First stop? “Romesh? I don’t suppose you can fish, can you . . . ?”
Great sporting insights
STEVE McManaman: “It was neither here nor there but it ended up there.”
John Fendley: “He’s hit every piece of metal apart from the net.”
Joe Cole: “He was both too early and too late.”
(Compiled by Graham Wray)
THE Outer Hebrides at their most heartbreaking, on BBC2’s Mortimer & Whitehouse: Gone Fishing.
The undeniably touching sight of the host watching his life unfold on Parky At 50.
Sky Atlantic’s The White Lotus, which is the best show on TV.
And the deaf subtitle which accompanied Aled Davies’s recovery from the gas chamber on SAS: Who Dares Wins: “He belches resoundingly.”
Lies and delusions
GREAT TV lies and delusions of the week.
Married At First Sight UK, Nikita: “I think I made a good first impression.
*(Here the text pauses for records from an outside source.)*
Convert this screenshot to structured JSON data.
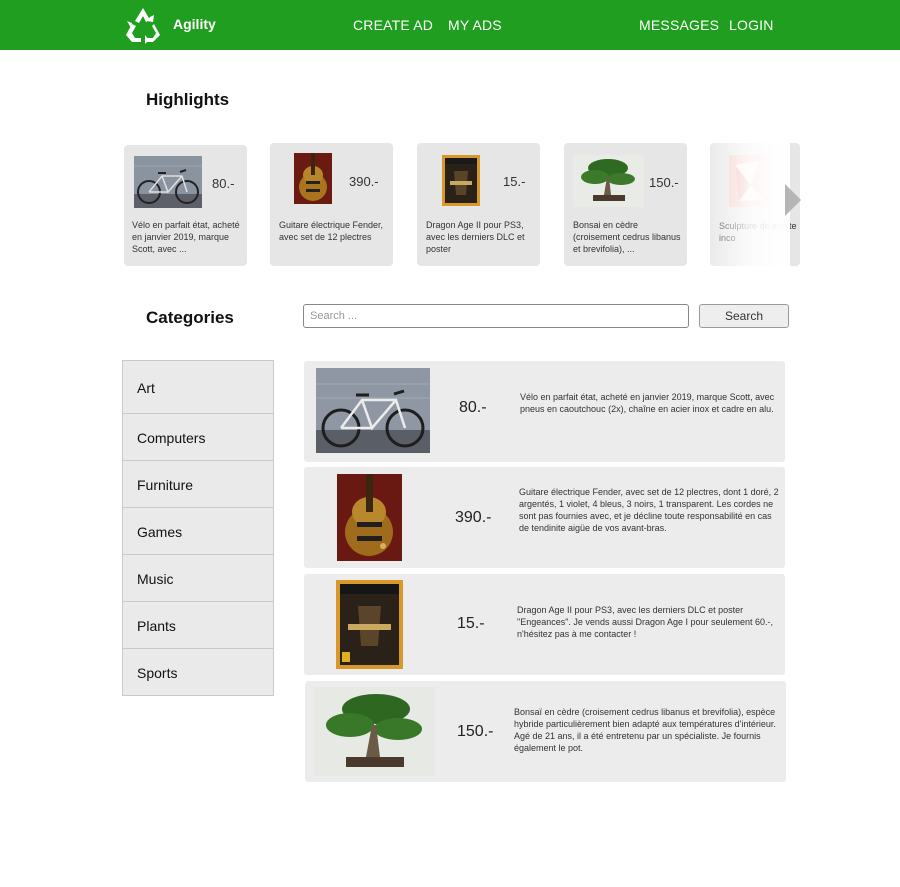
{
  "brand": {
    "name": "Agility",
    "logo_icon": "recycle-icon"
  },
  "nav": {
    "create_ad": "CREATE AD",
    "my_ads": "MY ADS",
    "messages": "MESSAGES",
    "login": "LOGIN"
  },
  "colors": {
    "topbar": "#1f9e1f",
    "card_bg": "#e6e6e6",
    "category_bg": "#eaeaea"
  },
  "highlights": {
    "title": "Highlights",
    "next_icon": "chevron-right-icon",
    "items": [
      {
        "price": "80.-",
        "desc": "Vélo en parfait état, acheté en janvier 2019, marque Scott, avec ...",
        "image": "bicycle-photo"
      },
      {
        "price": "390.-",
        "desc": "Guitare électrique Fender, avec set de 12 plectres",
        "image": "guitar-photo"
      },
      {
        "price": "15.-",
        "desc": "Dragon Age II pour PS3, avec les derniers DLC et poster",
        "image": "game-box-photo"
      },
      {
        "price": "150.-",
        "desc": "Bonsai en cèdre (croisement cedrus libanus et brevifolia), ...",
        "image": "bonsai-photo"
      },
      {
        "price": "",
        "desc": "Sculpture de artiste inco",
        "image": "sculpture-photo"
      }
    ]
  },
  "categories": {
    "title": "Categories",
    "items": [
      "Art",
      "Computers",
      "Furniture",
      "Games",
      "Music",
      "Plants",
      "Sports"
    ]
  },
  "search": {
    "placeholder": "Search ...",
    "value": "",
    "button_label": "Search"
  },
  "listings": [
    {
      "price": "80.-",
      "desc": "Vélo en parfait état, acheté en janvier 2019, marque Scott, avec pneus en caoutchouc (2x), chaîne en acier inox et cadre en alu."
    },
    {
      "price": "390.-",
      "desc": "Guitare électrique Fender, avec set de 12 plectres, dont 1 doré, 2 argentés, 1 violet, 4 bleus, 3 noirs, 1 transparent. Les cordes ne sont pas fournies avec, et je décline toute responsabilité en cas de tendinite aigüe de vos avant-bras."
    },
    {
      "price": "15.-",
      "desc": "Dragon Age II pour PS3, avec les derniers DLC et poster \"Engeances\". Je vends aussi Dragon Age I pour seulement 60.-, n'hésitez pas à me contacter !"
    },
    {
      "price": "150.-",
      "desc": "Bonsaï en cèdre (croisement cedrus libanus et brevifolia), espèce hybride particulièrement bien adapté aux températures d'intérieur. Agé de 21 ans, il a été entretenu par un spécialiste. Je fournis également le pot."
    }
  ]
}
I think they all like me.”
Celebrity MasterChef: “Joe Swash won the hearts of the nation playing Mickey Miller on EastEnders.”
First Time Mum, Ferne McCann: “Spiritual healing is as important as going to the doctor.”
So next time you’re having a heart attack, rest a moon-stone on your energy centres to cleanse your chakras and let us know how you get on.
Lookalike of the week
THIS week’s winner is Chancellor Rishi Sunak and Gilbert Huph from The Incredibles.
Emailed in by Darren Trew.
Picture research: Amy Reading
- Column returns September 24.